Mammals and birds need energy to maintain a constant body temperature. Energy is also needed for the following life processes:
- cell division
- muscle contraction
- protein synthesis
- active transport
- nerve impulses
Respiration involves chemical reactions that break down nutrient molecules in living cells to release energy.
Aerobic respiration needs oxygen. It is the release of a relatively large amount of energy in cells by the breakdown of food substanes in presence of oxygen:
Glucose + oxygen > carbon dioxide + water
Aerobic respiration happens all the time in animals and plants. Most of the reactions in aerobic respiration happen inside mitocondria.
Anaerobic respiration does not need oxygen. It is the release of the relatively small amount of energy in cells by the breakdown of food substances in the absense of oxygen.
Anaerobic respiration happens in muscles during hard exercise:
Glucose > lactic acid
Glucose is not completely broken down, so much less energy is released than during aerobic respiration.
There is a build up of lactic acid in the muscles during vigorous exercise.The lactic acid needs to be oxidised to carbon dioxide and water later.
This causes an oxygen debt- known as excess post- exercise oxygen consumption (EPOC)- that needs to be 'repaid' after the exercise stops. This is why we keep on breathing deeply for a few minutes after we have finished exercising.
Testing for carbon dioxide
Limewater turns milky in the presence of carbon dioxide. It can be used to show that exhaled air conatins more carbon dioxide than inhaled air.
Carbon dioxide dissolves in water to form a weekly acidic solution.
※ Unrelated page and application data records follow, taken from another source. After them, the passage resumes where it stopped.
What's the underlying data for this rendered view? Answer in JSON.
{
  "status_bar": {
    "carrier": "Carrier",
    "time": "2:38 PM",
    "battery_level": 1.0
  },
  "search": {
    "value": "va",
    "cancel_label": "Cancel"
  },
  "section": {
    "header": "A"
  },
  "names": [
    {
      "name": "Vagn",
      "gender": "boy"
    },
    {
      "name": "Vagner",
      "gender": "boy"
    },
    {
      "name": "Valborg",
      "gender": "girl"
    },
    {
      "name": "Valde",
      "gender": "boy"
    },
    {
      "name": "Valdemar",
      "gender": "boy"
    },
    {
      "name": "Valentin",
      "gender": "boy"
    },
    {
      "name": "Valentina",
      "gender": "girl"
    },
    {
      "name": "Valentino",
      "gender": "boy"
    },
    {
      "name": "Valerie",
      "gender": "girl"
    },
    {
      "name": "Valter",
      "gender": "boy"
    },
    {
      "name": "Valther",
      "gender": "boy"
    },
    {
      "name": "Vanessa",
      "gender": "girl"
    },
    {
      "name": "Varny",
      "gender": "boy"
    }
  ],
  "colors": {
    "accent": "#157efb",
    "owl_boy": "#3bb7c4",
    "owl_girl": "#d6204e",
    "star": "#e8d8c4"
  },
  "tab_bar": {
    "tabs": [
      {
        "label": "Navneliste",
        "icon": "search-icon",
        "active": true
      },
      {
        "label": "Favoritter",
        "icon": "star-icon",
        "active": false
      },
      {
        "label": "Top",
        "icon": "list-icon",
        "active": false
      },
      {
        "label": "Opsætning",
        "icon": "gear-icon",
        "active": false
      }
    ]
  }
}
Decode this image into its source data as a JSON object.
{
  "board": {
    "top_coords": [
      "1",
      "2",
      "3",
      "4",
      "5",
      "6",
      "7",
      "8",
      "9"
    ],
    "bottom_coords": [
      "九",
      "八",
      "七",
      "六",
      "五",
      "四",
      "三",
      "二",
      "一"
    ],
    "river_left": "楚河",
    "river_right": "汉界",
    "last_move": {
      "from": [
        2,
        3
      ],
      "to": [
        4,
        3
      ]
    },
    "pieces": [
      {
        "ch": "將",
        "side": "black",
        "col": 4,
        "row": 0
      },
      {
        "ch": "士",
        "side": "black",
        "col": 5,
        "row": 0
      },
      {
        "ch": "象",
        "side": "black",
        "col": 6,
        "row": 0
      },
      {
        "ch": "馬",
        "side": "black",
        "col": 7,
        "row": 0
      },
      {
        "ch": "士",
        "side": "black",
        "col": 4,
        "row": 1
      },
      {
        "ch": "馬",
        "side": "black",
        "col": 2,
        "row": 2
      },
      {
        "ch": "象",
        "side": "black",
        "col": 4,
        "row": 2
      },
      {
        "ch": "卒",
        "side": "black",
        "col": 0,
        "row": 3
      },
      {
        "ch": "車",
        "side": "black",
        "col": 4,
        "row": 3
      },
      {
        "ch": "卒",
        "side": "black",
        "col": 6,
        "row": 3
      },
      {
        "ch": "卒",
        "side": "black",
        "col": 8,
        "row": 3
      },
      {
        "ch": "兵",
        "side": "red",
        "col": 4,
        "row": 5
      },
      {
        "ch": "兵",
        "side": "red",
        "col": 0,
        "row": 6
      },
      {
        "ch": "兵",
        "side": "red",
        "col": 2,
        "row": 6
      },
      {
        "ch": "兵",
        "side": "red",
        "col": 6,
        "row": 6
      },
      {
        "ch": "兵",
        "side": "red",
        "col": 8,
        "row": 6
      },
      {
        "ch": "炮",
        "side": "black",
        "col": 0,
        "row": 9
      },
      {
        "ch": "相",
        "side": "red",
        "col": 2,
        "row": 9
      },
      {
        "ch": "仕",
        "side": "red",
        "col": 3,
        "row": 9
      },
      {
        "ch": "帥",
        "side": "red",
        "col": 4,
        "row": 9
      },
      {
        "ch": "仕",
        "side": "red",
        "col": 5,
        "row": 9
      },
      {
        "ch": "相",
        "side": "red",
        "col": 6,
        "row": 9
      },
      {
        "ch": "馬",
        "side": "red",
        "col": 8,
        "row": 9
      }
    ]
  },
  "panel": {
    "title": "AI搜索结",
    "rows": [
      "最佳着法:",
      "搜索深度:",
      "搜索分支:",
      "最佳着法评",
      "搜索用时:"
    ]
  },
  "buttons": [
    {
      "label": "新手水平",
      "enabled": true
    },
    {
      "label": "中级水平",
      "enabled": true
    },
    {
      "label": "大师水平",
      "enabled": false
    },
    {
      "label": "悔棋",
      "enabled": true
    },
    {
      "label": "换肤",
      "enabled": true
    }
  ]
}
Hydrogencarbonate indicator is used to show the presence of carbon dioxide in the solution. It is:
- red at neutral pH (no carbon dioxide)
- yellow at low pH (carbon dioxide present)